Jamie Dimon, one of America’s richest investment bankers, responded to the criticism about billionaires from Elizabeth Warren and Alexandria Ocasio-Cortez for touting wealth tax proposal, stating the uber-wealthy don’t deserve to be “vilified.”

“Just because it resonates, doesn’t make it right,” Dimon said, when asked about criticism put forward by Ocasio-Cortez, Sanders, and Sen. Elizabeth Warren (D-Maine).

“I understand that a person in this seat is going to be targeted in this day and age by certain politicians … but the notion that I’m not a patriot … that’s just dead wrong,” Dimon told CBS News.

Dimon is CEO of JPMorgan Chase and has a net worth of $1.6 billion, according to Forbes.

“You know, most people are good, not all of them,” Dimon told CBS News. “You should vilify Nazis, but you shouldn’t vilify people who worked hard to accomplish things.”
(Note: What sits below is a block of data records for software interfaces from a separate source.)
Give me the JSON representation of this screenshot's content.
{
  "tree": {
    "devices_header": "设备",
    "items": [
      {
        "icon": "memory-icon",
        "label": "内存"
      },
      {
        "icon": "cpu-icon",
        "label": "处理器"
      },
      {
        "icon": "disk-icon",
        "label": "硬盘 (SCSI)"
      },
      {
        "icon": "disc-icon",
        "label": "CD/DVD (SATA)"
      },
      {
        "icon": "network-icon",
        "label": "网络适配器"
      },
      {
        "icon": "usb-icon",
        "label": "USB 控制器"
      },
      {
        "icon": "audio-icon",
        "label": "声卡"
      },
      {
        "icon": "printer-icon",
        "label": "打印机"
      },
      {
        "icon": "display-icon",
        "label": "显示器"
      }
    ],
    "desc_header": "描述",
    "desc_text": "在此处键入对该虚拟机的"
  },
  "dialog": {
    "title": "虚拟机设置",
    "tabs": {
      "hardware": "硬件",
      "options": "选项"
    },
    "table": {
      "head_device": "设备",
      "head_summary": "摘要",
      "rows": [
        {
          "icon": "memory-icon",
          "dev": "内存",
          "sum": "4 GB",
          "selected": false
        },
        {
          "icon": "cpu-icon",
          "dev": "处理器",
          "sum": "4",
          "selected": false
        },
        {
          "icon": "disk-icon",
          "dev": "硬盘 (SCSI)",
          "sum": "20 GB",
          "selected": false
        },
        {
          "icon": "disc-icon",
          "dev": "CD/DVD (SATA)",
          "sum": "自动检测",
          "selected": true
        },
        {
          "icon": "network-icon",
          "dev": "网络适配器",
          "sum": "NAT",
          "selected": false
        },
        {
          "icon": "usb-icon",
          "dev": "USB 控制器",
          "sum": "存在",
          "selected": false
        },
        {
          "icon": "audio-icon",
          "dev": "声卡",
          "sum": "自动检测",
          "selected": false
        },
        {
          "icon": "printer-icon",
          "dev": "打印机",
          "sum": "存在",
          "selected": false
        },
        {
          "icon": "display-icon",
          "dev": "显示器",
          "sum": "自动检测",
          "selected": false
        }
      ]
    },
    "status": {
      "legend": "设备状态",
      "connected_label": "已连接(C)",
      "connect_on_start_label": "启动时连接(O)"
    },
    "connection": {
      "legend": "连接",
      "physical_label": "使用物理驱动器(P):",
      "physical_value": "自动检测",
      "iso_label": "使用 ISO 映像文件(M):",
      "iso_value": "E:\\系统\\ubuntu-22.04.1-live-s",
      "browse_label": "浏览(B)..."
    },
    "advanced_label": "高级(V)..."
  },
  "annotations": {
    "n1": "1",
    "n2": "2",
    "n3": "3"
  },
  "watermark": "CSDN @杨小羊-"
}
“And so my comment is, American society—we’re just attacking each other all the time,” he added.

Warren proposed her progressive wealth tax dubbed “Ultra-Millionaire tax,” saying “It’s time for the rich to pay their fair share.” The plan would apply a 2% tax on every dollar of net worth for households worth $50 million or more, and a 3% tax on every dollar of net worth beyond $1 billion, which would impact approximately 75,000 households and raise $2.75 trillion over a decade, the campaign said.

This past week Dimon told CNBC that Warren “uses some pretty harsh words that some would say vilifies successful people.”

“I don’t like vilifying anybody,” Dimon said. “We should applaud successful people.”

Ocasio-Cortez, who previously proposed a 70% tax on Americans with incomes over $10 million, jumped on Dimon’s remarks, by tweeting: “Y’all, the billionaires are asking for a safe space—you know, in addition to the entire U.S. economy and political lobbying industry.”

Warren’s plan to tax the wealthiest Americans has also prompted pushback from Microsoft co-founder Bill Gates.

“If I had to pay $20 billion, it’s fine,” Gates said during a New York Times DealBook conference. “But when you say I should pay $100 billion, then I’m starting to do a little math about what I have left over.” He added that he was “just kidding” when the crowd laughed.

“I’m not going to make political declarations,” Gates said. “But I do think no matter what policy somebody has in mind […] whoever I decide will have the more professional approach in the current situation, probably is the thing I will weigh the most. And I hope that the more professional candidate is an electable candidate.”

“I’m not sure how open-minded she is, or that she’d even be willing to sit down with somebody who has large amounts of money,” he added. 

In the meantime, former New York City Mayor Michael Bloomberg said in January that Warren’s tax was “probably unconstitutional.”

“People earn money to pay their taxes, and then they don’t expect the government to come back and take some of it away,” he added. “I think you can question whether or not we have the right tax rates.”